The government wants to give you a deal.
You can get a tax break for getting behind the wheel, it's all a part of the giant economic recovery plan, and car dealers hope it will drive up sales.
"It's a buyers market," said Todd Deen, Tanner-Deen Nissan.
Auto dealers are happy about the about the tax break for those who buy a new car.
It took effect when President Obama signed the stimulus into law on February 17th.
"There's not a lot of awareness, people are sitting and waiting to hear when this thing kicks in but it's effective as we speak," said Deen.
The tax break gives you a credit for the local sales tax, state stales tax, and the excise taxes on a vehicle up to $49,500.
"And even if it's over that you can still deduct the taxes on the first $49, 500," said Deen.
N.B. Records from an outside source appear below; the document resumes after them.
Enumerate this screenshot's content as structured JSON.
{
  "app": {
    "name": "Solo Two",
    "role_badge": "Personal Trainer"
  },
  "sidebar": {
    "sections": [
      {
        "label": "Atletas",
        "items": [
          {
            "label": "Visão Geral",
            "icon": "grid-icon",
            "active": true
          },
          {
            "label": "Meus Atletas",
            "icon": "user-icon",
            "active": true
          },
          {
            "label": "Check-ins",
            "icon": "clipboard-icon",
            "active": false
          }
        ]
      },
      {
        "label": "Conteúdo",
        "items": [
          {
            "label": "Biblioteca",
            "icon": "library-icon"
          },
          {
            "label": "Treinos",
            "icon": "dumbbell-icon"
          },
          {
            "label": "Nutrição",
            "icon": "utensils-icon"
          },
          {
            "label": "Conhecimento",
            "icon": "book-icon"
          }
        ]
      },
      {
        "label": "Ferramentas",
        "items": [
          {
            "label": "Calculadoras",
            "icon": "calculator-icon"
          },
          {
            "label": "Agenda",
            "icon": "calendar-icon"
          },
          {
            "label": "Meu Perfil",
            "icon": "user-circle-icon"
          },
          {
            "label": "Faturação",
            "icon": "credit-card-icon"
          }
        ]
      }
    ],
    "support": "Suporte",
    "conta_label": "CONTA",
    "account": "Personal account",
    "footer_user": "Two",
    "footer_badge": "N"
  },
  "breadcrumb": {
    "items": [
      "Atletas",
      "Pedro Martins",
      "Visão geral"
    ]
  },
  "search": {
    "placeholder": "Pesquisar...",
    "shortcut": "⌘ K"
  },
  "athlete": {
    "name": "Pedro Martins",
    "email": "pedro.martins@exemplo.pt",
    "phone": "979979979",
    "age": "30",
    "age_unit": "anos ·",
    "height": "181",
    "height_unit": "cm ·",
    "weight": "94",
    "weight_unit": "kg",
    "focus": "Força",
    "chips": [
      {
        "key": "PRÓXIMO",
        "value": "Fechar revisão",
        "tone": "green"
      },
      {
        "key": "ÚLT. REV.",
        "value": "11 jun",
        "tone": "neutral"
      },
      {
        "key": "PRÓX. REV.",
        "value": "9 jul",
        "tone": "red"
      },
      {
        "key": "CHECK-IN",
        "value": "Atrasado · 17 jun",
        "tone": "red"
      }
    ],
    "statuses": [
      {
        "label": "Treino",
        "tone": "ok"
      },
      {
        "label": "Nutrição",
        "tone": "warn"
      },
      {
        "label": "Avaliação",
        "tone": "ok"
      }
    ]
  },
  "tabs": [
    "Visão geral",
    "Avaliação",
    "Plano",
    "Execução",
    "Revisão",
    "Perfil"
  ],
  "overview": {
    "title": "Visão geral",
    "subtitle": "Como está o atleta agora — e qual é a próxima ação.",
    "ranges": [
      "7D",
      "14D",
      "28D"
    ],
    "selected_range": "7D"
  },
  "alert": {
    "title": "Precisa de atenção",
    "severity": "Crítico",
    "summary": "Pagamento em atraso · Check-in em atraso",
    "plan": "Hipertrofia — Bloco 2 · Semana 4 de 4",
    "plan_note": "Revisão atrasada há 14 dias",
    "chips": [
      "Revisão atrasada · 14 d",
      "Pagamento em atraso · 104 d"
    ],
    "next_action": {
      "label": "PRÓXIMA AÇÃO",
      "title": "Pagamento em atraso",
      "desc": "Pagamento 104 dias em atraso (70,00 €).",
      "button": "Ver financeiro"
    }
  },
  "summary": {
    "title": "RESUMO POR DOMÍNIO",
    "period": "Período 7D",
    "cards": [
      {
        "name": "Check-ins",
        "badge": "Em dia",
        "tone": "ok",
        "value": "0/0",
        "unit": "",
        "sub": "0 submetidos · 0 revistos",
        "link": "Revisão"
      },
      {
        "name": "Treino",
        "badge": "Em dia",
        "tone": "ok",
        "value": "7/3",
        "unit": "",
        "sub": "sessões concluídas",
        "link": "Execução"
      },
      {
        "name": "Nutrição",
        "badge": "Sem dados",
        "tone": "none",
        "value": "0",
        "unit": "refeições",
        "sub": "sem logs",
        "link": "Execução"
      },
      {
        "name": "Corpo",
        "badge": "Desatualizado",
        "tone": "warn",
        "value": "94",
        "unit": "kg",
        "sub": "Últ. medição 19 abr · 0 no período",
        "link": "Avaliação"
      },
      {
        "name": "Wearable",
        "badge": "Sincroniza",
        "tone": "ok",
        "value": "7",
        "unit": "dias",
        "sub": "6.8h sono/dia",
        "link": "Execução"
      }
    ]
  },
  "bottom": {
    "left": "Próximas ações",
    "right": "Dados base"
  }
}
The break is expected to draw more people onto the car lots, and boost sluggish auto sales.
"The reason I think they picked out industry to help jump start the economy is because automobile sales make up about 20 percent of total retail sales," said Deen.
"On a $30,000 vehicle in this market it's going to amount to 7 percent, that's $2,100 dollars," said Deen.
New cars, light trucks, recreation vehicles, and motorcycles all fewer than 8,500 pounds all qualify for the tax break if purchased between February 17 and the end of 2009.
The deduction has the potential to increase business for the auto industry.
"A lot of people are not aware of that they're sitting they're waiting and hear there's something coming well it's here now so this is the time to get out and do your car shopping," said Deen.
The type of shopping that could save thousands of jobs and help push the country's economy back into drive.
There are a lot of details in the tax break, including a income limit.
Individuals with a modified adjusted gross income of less than $125,000 dollars and joint filers making less than $250,000 qualify.Feedback